Ms Nixon said she had turned down the offer to attend the new inquest.

'Error' in appointment

An open verdict was recorded after the first inquest into 25-year-old Mr Voase's death and an unascertained cause of death was recorded.

Start Quote

Would I like to attend the inquest again? Politely no I wouldn't”

End Quote Cordelia Nixon Richard Voase's mother

The fresh inquest which was held in September by Dr Shirley Radcliffe, the Interim Coroner for Inner North London, recorded the same verdict.

Earlier this year Ms Nixon, from Guildford, was informed the inquest into her son's death would be redone but she said she did not want to relive the pain again.

Ms Nixon said: "I boxed it and put it away. It was dusted, done, finished, gone. And it's not.

"I got the letter saying that there'd been an error, would I like to attend. Would I like to attend the inquest again? Politely no I wouldn't."

Ms Nixon was informed by BBC London that the fresh inquest had taken place, but she had received no letter or call about the outcome and said she had lost faith in the system.

Ms Greenaway was appointed by Dr Andrew Scott Reid, her husband, as the assistant deputy coroner in July 2009.

She resigned because although she had practiced in Australia, she had not been a lawyer in the UK for the required five years which would have made her eligible to work as a coroner.

Dr Reid also stepped down earlier this month after disciplinary proceedings were started over the issue.

'Distressing for families'

In February and March, Dr Radcliffe's office issued letters to the families of those whose inquests were overseen by Ms Greenaway informing them about the need to re-examine the cases as the results were not valid.

In a statement, Dr Shirley Radcliffe, Interim Coroner for Inner North London, said: "Due to the former assistant deputy Coroner's ineligibility to hold coronial office, the coroner's court is legally required to rehear inquests handled by her.

"We have written to each next of kin about this. All cases have reached the same verdict as before and we will be writing to the families again to inform them.

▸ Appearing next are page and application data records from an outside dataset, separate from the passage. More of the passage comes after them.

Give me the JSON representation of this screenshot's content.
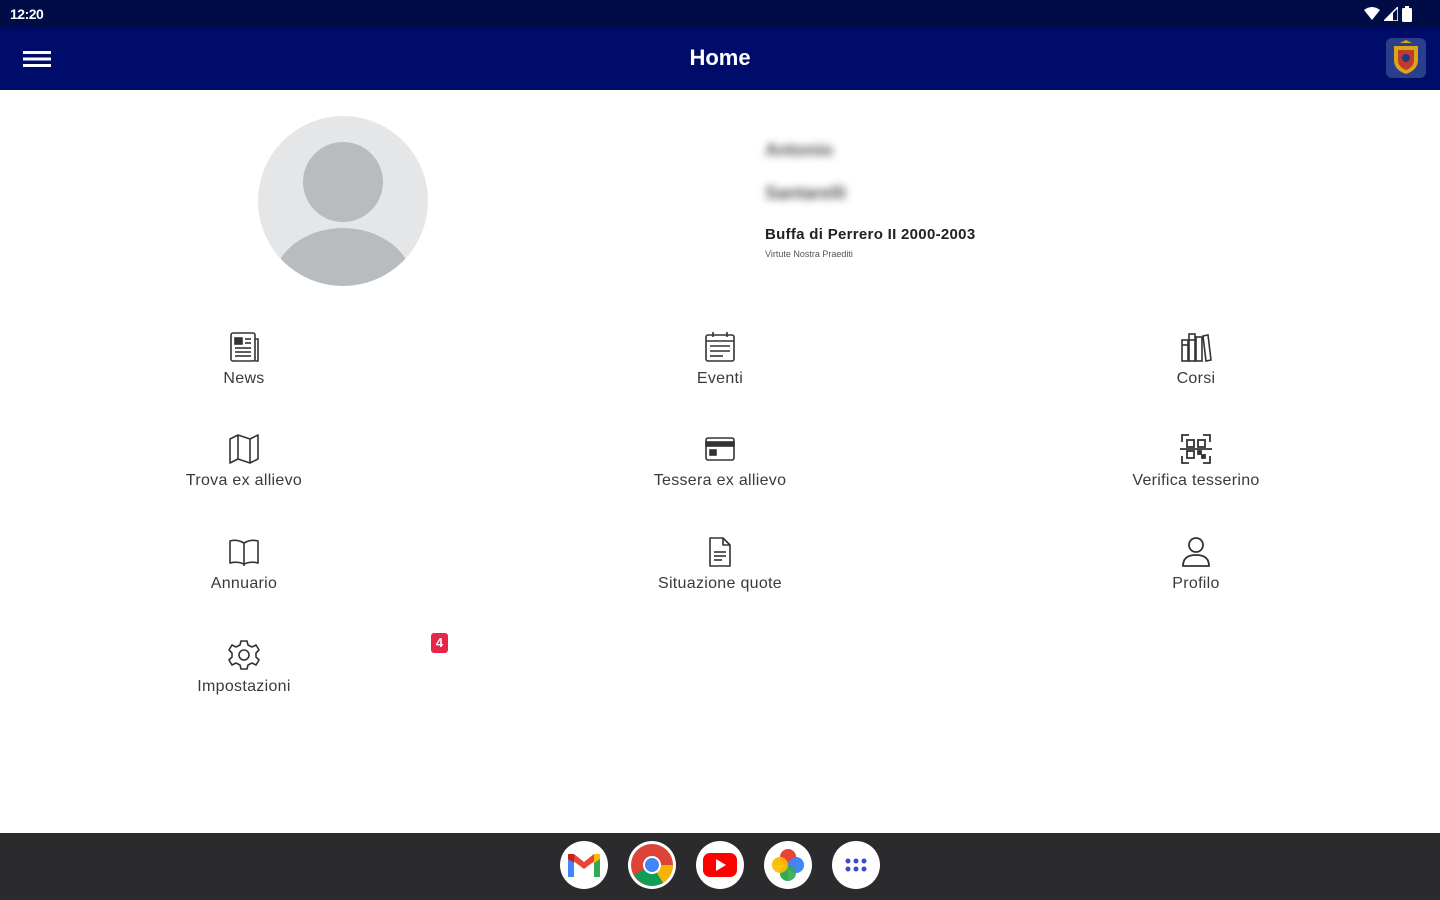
{
  "status": {
    "time": "12:20"
  },
  "appbar": {
    "title": "Home"
  },
  "profile": {
    "first_name": "Antonio",
    "last_name": "Santarelli",
    "class_name": "Buffa di Perrero II 2000-2003",
    "motto": "Virtute Nostra Praediti"
  },
  "menu": [
    {
      "label": "News",
      "icon": "newspaper-icon"
    },
    {
      "label": "Eventi",
      "icon": "calendar-icon"
    },
    {
      "label": "Corsi",
      "icon": "library-icon"
    },
    {
      "label": "Trova ex allievo",
      "icon": "map-icon"
    },
    {
      "label": "Tessera ex allievo",
      "icon": "card-icon"
    },
    {
      "label": "Verifica tesserino",
      "icon": "qr-scan-icon"
    },
    {
      "label": "Annuario",
      "icon": "book-icon"
    },
    {
      "label": "Situazione quote",
      "icon": "document-icon"
    },
    {
      "label": "Profilo",
      "icon": "person-icon"
    },
    {
      "label": "Impostazioni",
      "icon": "gear-icon"
    }
  ],
  "badge": {
    "count": "4"
  },
  "dock": [
    "gmail-icon",
    "chrome-icon",
    "youtube-icon",
    "photos-icon",
    "app-drawer-icon"
  ],
  "colors": {
    "appbar": "#000c6a",
    "statusbar": "#000c45",
    "badge": "#e8264a",
    "navbar": "#2b2b2d"
  }
}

Cordelia Nixon Cordelia Nixon turned down the offer to attend the new inquest into her son's death

"While I am required to follow this administrative legal process, I understand these re-hearings can be distressing for the families and my sympathies are with them at this time."

BBC London has tried to ascertain how many cases were dealt with by Ms Greenaway and would now need to be re-examined.

But neither the coroners' court, the Ministry of Justice (MoJ) or the Chief Coroner's Office provided an answer to that question.

A statement from the MoJ said: "Deputy Coroner Dr Shirley Radcliffe is running the jurisdiction, and will decide which inquests need to be conducted again.

"With her expertise and experience, the public can been confident in trusting that any errors will be uncovered and corrected."

A fresh inquest into the death of singer Amy Winehouse, 27, who was found dead at her home in Camden in July 2011, will be reheard in January.

More on This Story

Related Stories

BBC London

Weather

London

Min. Night 8 °C

Features

BBC © 2014 The BBC is not responsible for the content of external sites. Read more.

This page is best viewed in an up-to-date web browser with style sheets (CSS) enabled. While you will be able to view the content of this page in your current browser, you will not be able to get the full visual experience. Please consider upgrading your browser software or enabling style sheets (CSS) if you are able to do so.